[Excerpts from an interface dataset]

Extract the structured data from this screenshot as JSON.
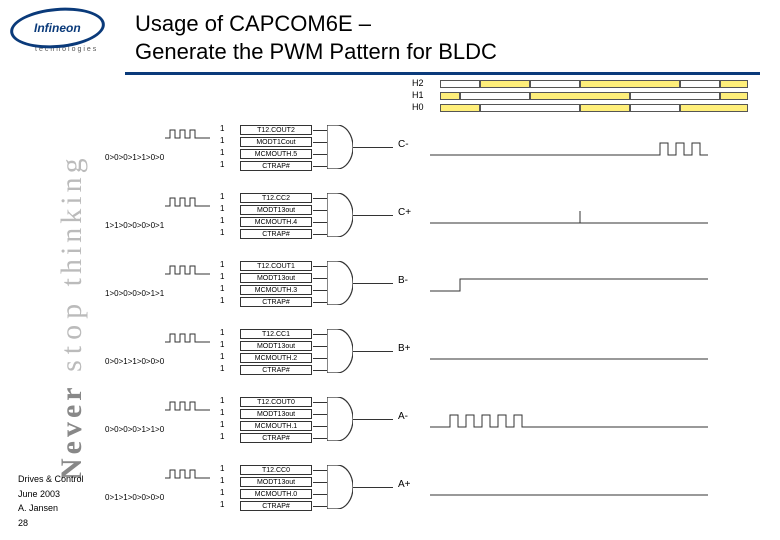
{
  "logo": {
    "name": "Infineon",
    "sub": "technologies"
  },
  "title": {
    "line1": "Usage of CAPCOM6E –",
    "line2": "Generate the PWM Pattern for BLDC"
  },
  "sidebar": {
    "never": "Never",
    "stop": "stop",
    "thinking": "thinking"
  },
  "top_bars": {
    "h2": "H2",
    "h1": "H1",
    "h0": "H0"
  },
  "blocks": [
    {
      "sigs": [
        "T12.COUT2",
        "MODT1Cout",
        "MCMOUTH.5",
        "CTRAP#"
      ],
      "ins": [
        "1",
        "1",
        "1",
        "1"
      ],
      "eq": "0>0>0>1>1>0>0",
      "out": "C-"
    },
    {
      "sigs": [
        "T12.CC2",
        "MODT13out",
        "MCMOUTH.4",
        "CTRAP#"
      ],
      "ins": [
        "1",
        "1",
        "1",
        "1"
      ],
      "eq": "1>1>0>0>0>0>1",
      "out": "C+"
    },
    {
      "sigs": [
        "T12.COUT1",
        "MODT13out",
        "MCMOUTH.3",
        "CTRAP#"
      ],
      "ins": [
        "1",
        "1",
        "1",
        "1"
      ],
      "eq": "1>0>0>0>0>1>1",
      "out": "B-"
    },
    {
      "sigs": [
        "T12.CC1",
        "MODT13out",
        "MCMOUTH.2",
        "CTRAP#"
      ],
      "ins": [
        "1",
        "1",
        "1",
        "1"
      ],
      "eq": "0>0>1>1>0>0>0",
      "out": "B+"
    },
    {
      "sigs": [
        "T12.COUT0",
        "MODT13out",
        "MCMOUTH.1",
        "CTRAP#"
      ],
      "ins": [
        "1",
        "1",
        "1",
        "1"
      ],
      "eq": "0>0>0>0>1>1>0",
      "out": "A-"
    },
    {
      "sigs": [
        "T12.CC0",
        "MODT13out",
        "MCMOUTH.0",
        "CTRAP#"
      ],
      "ins": [
        "1",
        "1",
        "1",
        "1"
      ],
      "eq": "0>1>1>0>0>0>0",
      "out": "A+"
    }
  ],
  "footer": {
    "dept": "Drives & Control",
    "date": "June 2003",
    "author": "A. Jansen",
    "page": "28"
  }
}
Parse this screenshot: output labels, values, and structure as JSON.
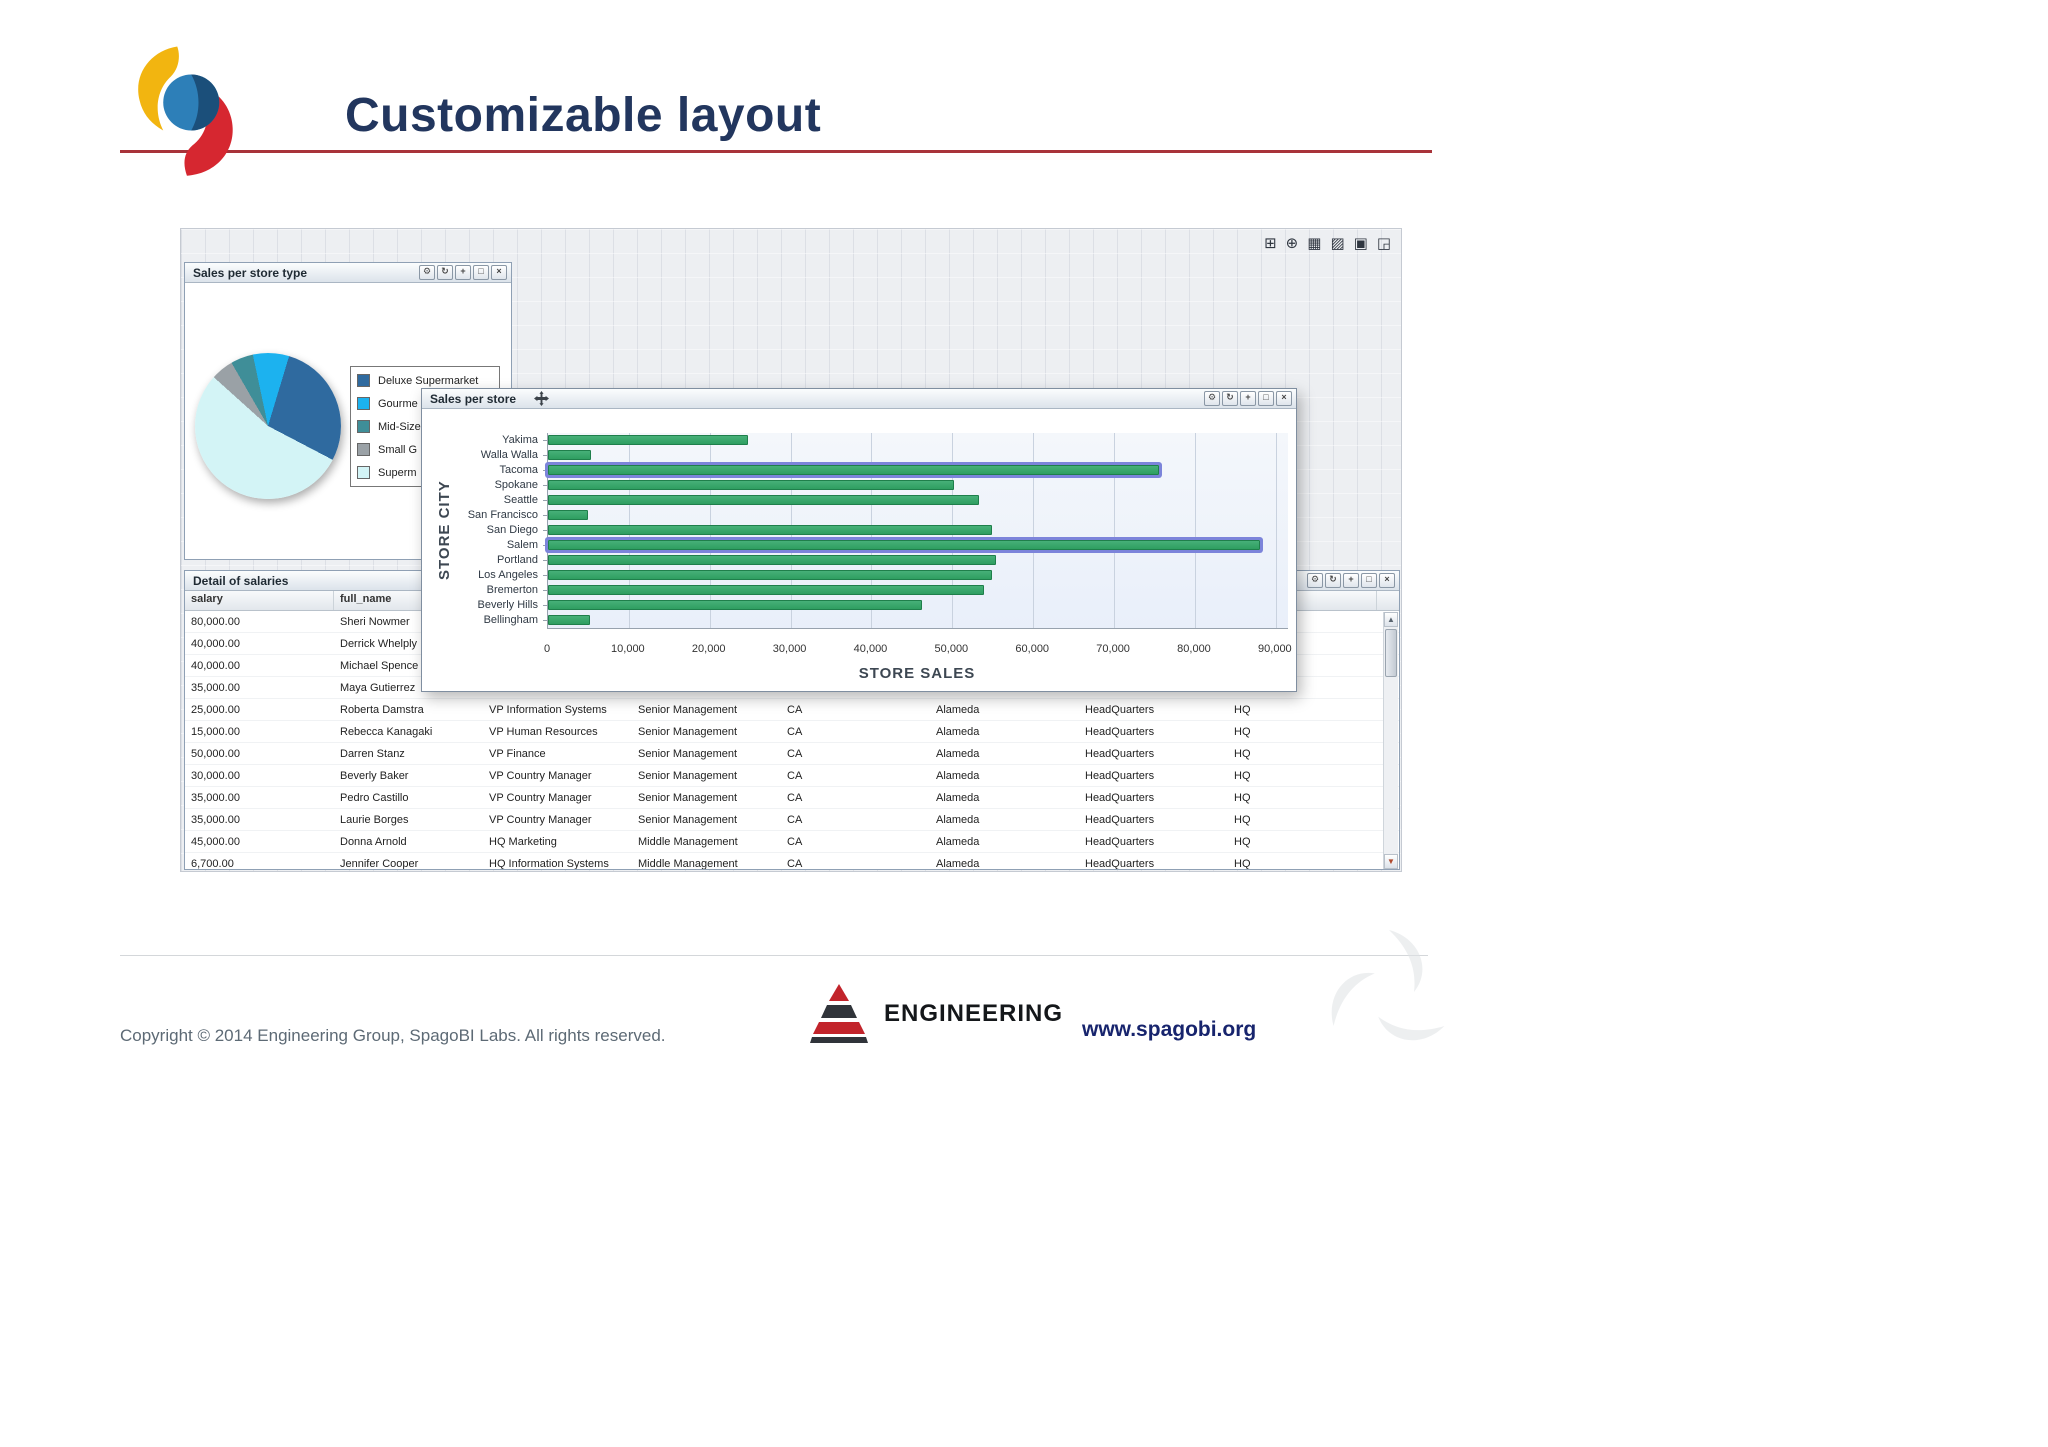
{
  "slide": {
    "title": "Customizable layout",
    "footer": {
      "copyright": "Copyright © 2014 Engineering Group, SpagoBI Labs. All rights reserved.",
      "engineering_label": "ENGINEERING",
      "website": "www.spagobi.org"
    }
  },
  "dashboard": {
    "toolbar_icons": [
      {
        "name": "add-document-icon",
        "glyph": "⊞"
      },
      {
        "name": "move-widget-icon",
        "glyph": "⊕"
      },
      {
        "name": "grid-view-icon",
        "glyph": "▦"
      },
      {
        "name": "edit-table-icon",
        "glyph": "▨"
      },
      {
        "name": "save-icon",
        "glyph": "▣"
      },
      {
        "name": "save-as-icon",
        "glyph": "◲"
      }
    ],
    "window_controls": [
      {
        "name": "settings",
        "glyph": "⚙"
      },
      {
        "name": "refresh",
        "glyph": "↻"
      },
      {
        "name": "add",
        "glyph": "+"
      },
      {
        "name": "maximize",
        "glyph": "□"
      },
      {
        "name": "close",
        "glyph": "×"
      }
    ],
    "pie_panel": {
      "title": "Sales per store type",
      "legend": [
        {
          "label": "Deluxe Supermarket",
          "color": "#2f6a9f"
        },
        {
          "label": "Gourme",
          "color": "#1cb2ef"
        },
        {
          "label": "Mid-Size",
          "color": "#3f8e98"
        },
        {
          "label": "Small G",
          "color": "#9aa1a6"
        },
        {
          "label": "Superm",
          "color": "#d3f4f6"
        }
      ]
    },
    "bar_panel": {
      "title": "Sales per store"
    },
    "table_panel": {
      "title": "Detail of salaries",
      "columns": [
        "salary",
        "full_name",
        "",
        "",
        "",
        "",
        "",
        ""
      ],
      "rows": [
        [
          "80,000.00",
          "Sheri Nowmer",
          "",
          "",
          "",
          "",
          "",
          ""
        ],
        [
          "40,000.00",
          "Derrick Whelply",
          "",
          "",
          "",
          "",
          "",
          ""
        ],
        [
          "40,000.00",
          "Michael Spence",
          "",
          "",
          "",
          "",
          "",
          ""
        ],
        [
          "35,000.00",
          "Maya Gutierrez",
          "",
          "",
          "",
          "",
          "",
          ""
        ],
        [
          "25,000.00",
          "Roberta Damstra",
          "VP Information Systems",
          "Senior Management",
          "CA",
          "Alameda",
          "HeadQuarters",
          "HQ"
        ],
        [
          "15,000.00",
          "Rebecca Kanagaki",
          "VP Human Resources",
          "Senior Management",
          "CA",
          "Alameda",
          "HeadQuarters",
          "HQ"
        ],
        [
          "50,000.00",
          "Darren Stanz",
          "VP Finance",
          "Senior Management",
          "CA",
          "Alameda",
          "HeadQuarters",
          "HQ"
        ],
        [
          "30,000.00",
          "Beverly Baker",
          "VP Country Manager",
          "Senior Management",
          "CA",
          "Alameda",
          "HeadQuarters",
          "HQ"
        ],
        [
          "35,000.00",
          "Pedro Castillo",
          "VP Country Manager",
          "Senior Management",
          "CA",
          "Alameda",
          "HeadQuarters",
          "HQ"
        ],
        [
          "35,000.00",
          "Laurie Borges",
          "VP Country Manager",
          "Senior Management",
          "CA",
          "Alameda",
          "HeadQuarters",
          "HQ"
        ],
        [
          "45,000.00",
          "Donna Arnold",
          "HQ Marketing",
          "Middle Management",
          "CA",
          "Alameda",
          "HeadQuarters",
          "HQ"
        ],
        [
          "6,700.00",
          "Jennifer Cooper",
          "HQ Information Systems",
          "Middle Management",
          "CA",
          "Alameda",
          "HeadQuarters",
          "HQ"
        ]
      ]
    }
  },
  "chart_data": [
    {
      "type": "pie",
      "title": "Sales per store type",
      "labels": [
        "Deluxe Supermarket",
        "Gourme",
        "Mid-Size",
        "Small G",
        "Superm"
      ],
      "values_pct": [
        28,
        8,
        5,
        5,
        54
      ],
      "colors": [
        "#2f6a9f",
        "#1cb2ef",
        "#3f8e98",
        "#9aa1a6",
        "#d3f4f6"
      ],
      "start_angle_deg": -12,
      "clockwise_draw_order": [
        1,
        0,
        4,
        3,
        2
      ],
      "legend_position": "right"
    },
    {
      "type": "bar",
      "orientation": "horizontal",
      "title": "Sales per store",
      "xlabel": "STORE SALES",
      "ylabel": "STORE CITY",
      "categories": [
        "Yakima",
        "Walla Walla",
        "Tacoma",
        "Spokane",
        "Seattle",
        "San Francisco",
        "San Diego",
        "Salem",
        "Portland",
        "Los Angeles",
        "Bremerton",
        "Beverly Hills",
        "Bellingham"
      ],
      "values": [
        24700,
        5300,
        75500,
        50200,
        53300,
        4900,
        54900,
        88000,
        55400,
        54900,
        53900,
        46300,
        5200
      ],
      "highlighted_categories": [
        "Tacoma",
        "Salem"
      ],
      "x_ticks": [
        0,
        10000,
        20000,
        30000,
        40000,
        50000,
        60000,
        70000,
        80000,
        90000
      ],
      "x_tick_labels": [
        "0",
        "10,000",
        "20,000",
        "30,000",
        "40,000",
        "50,000",
        "60,000",
        "70,000",
        "80,000",
        "90,000"
      ],
      "xlim": [
        0,
        91500
      ],
      "grid": true,
      "bar_color": "#2f9e61",
      "highlight_color": "#7c84da"
    }
  ]
}
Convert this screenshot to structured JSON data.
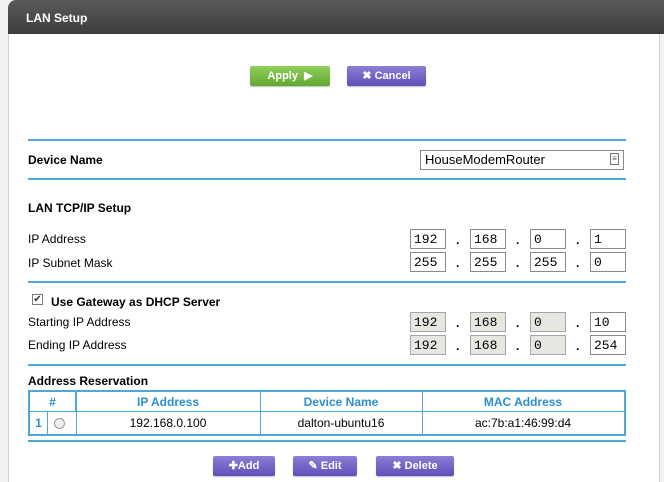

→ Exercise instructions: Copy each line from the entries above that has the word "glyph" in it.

→ Task response:
        "glyph": "⊞"
        "glyph": "⊕"
        "glyph": "▦"
        "glyph": "▨"
        "glyph": "▣"
        "glyph": "◲"
        "glyph": "⚙"
        "glyph": "↻"
        "glyph": "+"
        "glyph": "□"
        "glyph": "×"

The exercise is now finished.